**ASSIGNMENT:** Using the entries that follow, report how many lines contain the word "bucket". Only the number is wanted.

**STORED DATA:**
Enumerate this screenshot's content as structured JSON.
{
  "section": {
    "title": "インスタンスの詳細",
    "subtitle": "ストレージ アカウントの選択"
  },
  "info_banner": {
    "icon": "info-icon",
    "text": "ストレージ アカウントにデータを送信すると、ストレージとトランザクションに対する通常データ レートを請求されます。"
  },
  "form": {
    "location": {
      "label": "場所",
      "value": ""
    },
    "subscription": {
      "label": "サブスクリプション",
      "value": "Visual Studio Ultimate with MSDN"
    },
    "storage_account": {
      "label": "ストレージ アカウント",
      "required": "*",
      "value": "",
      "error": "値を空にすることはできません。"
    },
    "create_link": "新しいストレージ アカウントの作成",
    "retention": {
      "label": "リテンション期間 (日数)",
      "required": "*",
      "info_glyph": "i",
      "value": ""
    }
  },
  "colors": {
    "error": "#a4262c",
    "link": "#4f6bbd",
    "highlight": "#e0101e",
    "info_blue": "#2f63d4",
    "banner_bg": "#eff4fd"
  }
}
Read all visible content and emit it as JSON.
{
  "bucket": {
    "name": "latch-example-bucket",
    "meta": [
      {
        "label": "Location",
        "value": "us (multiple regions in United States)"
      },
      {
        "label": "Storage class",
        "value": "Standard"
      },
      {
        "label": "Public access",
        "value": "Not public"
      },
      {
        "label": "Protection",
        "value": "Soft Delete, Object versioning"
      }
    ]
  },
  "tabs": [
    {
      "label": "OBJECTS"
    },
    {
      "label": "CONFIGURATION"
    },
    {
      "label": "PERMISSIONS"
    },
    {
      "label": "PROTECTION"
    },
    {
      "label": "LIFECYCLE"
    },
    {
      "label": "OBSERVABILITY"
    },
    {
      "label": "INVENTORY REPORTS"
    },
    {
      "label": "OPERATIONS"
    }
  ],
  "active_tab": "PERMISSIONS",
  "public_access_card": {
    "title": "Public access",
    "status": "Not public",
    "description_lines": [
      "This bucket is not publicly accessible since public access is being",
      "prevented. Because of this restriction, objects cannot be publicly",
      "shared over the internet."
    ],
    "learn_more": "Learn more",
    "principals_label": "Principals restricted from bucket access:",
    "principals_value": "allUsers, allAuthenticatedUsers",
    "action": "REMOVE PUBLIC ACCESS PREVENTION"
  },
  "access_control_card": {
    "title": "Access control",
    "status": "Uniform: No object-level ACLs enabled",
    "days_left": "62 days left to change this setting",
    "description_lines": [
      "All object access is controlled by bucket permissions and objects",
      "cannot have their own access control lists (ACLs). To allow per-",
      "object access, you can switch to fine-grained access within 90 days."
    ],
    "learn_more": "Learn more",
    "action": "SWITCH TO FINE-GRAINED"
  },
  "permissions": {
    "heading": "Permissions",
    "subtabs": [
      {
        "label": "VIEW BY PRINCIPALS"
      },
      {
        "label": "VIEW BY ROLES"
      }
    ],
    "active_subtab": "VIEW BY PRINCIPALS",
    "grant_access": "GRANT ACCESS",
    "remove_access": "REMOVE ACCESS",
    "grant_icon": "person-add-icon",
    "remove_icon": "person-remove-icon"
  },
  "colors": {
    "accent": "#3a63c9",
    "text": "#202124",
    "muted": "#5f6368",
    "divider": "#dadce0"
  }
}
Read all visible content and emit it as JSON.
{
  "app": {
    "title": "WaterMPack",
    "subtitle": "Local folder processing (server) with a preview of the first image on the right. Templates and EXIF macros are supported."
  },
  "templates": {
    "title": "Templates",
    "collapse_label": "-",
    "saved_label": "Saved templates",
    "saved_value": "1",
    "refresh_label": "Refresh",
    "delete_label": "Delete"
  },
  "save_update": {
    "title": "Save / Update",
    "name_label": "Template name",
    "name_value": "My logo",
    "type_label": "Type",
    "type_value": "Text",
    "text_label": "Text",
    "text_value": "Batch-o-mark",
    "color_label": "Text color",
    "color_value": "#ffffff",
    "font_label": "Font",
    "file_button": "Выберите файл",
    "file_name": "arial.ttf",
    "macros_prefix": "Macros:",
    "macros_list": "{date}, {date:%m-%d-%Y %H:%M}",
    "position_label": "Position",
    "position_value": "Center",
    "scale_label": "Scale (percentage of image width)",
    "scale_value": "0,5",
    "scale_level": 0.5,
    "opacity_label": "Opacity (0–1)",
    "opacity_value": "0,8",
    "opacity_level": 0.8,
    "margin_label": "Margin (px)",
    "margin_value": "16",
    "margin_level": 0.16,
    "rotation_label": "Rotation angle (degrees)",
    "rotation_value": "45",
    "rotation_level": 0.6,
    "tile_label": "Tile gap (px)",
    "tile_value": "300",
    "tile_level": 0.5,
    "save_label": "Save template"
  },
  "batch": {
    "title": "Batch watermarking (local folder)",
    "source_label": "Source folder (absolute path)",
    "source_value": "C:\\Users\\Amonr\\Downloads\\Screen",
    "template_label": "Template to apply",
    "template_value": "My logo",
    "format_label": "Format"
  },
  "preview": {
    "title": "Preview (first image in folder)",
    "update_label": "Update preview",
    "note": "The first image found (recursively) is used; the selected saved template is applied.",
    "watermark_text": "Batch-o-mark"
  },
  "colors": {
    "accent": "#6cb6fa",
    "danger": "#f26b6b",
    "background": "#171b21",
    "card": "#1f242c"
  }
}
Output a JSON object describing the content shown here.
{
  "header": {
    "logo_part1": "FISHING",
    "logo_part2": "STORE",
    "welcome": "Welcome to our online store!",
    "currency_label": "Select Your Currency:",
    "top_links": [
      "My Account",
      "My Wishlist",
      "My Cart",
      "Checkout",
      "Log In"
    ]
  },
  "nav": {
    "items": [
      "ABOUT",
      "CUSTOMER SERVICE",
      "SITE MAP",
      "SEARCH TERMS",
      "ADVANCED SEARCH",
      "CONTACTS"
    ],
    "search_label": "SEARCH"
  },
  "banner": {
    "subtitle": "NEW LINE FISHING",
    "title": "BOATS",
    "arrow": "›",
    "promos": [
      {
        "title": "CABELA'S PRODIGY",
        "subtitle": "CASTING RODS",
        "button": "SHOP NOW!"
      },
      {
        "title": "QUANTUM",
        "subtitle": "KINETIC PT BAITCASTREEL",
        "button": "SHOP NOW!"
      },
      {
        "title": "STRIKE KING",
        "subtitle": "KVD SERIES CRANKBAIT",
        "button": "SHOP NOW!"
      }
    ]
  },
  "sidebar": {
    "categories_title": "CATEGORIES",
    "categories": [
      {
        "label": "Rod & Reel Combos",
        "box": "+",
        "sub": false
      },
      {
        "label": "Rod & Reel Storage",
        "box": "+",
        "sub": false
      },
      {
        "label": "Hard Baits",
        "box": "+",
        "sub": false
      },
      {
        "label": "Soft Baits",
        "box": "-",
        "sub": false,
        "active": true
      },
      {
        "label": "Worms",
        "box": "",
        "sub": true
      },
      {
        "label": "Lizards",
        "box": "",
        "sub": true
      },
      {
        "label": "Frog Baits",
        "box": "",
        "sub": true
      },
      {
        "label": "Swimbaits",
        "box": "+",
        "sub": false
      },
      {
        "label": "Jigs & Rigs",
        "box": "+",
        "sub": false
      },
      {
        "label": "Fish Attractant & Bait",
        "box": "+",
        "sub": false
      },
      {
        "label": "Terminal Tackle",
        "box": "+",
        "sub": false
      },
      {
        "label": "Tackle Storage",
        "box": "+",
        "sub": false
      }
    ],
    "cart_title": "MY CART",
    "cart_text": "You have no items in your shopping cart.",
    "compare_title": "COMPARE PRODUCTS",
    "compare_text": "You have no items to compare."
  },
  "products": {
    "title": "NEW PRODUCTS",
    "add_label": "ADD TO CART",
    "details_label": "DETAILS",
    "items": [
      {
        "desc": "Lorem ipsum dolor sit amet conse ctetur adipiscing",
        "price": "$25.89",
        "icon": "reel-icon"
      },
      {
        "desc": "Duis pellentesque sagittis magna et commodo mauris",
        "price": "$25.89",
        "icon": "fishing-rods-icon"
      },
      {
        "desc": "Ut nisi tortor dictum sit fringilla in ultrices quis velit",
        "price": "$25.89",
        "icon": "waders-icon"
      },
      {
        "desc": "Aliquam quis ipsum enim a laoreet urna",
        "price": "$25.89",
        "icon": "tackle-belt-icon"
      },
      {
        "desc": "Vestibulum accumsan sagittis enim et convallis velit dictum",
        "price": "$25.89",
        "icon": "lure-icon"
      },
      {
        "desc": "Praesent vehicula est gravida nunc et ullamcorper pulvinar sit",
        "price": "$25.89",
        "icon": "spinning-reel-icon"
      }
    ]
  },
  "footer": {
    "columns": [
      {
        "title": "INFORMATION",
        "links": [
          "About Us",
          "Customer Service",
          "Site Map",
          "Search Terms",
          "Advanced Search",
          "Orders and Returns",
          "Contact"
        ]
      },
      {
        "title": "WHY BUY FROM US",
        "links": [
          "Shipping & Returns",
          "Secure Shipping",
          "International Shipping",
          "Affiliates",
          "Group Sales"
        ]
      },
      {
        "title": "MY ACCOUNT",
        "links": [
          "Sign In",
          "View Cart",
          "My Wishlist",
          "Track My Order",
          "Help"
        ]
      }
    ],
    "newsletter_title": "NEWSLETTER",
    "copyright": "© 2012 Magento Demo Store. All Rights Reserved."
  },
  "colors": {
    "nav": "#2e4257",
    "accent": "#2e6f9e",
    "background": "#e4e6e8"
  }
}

**RESULT OF THIS EXERCISE:** 5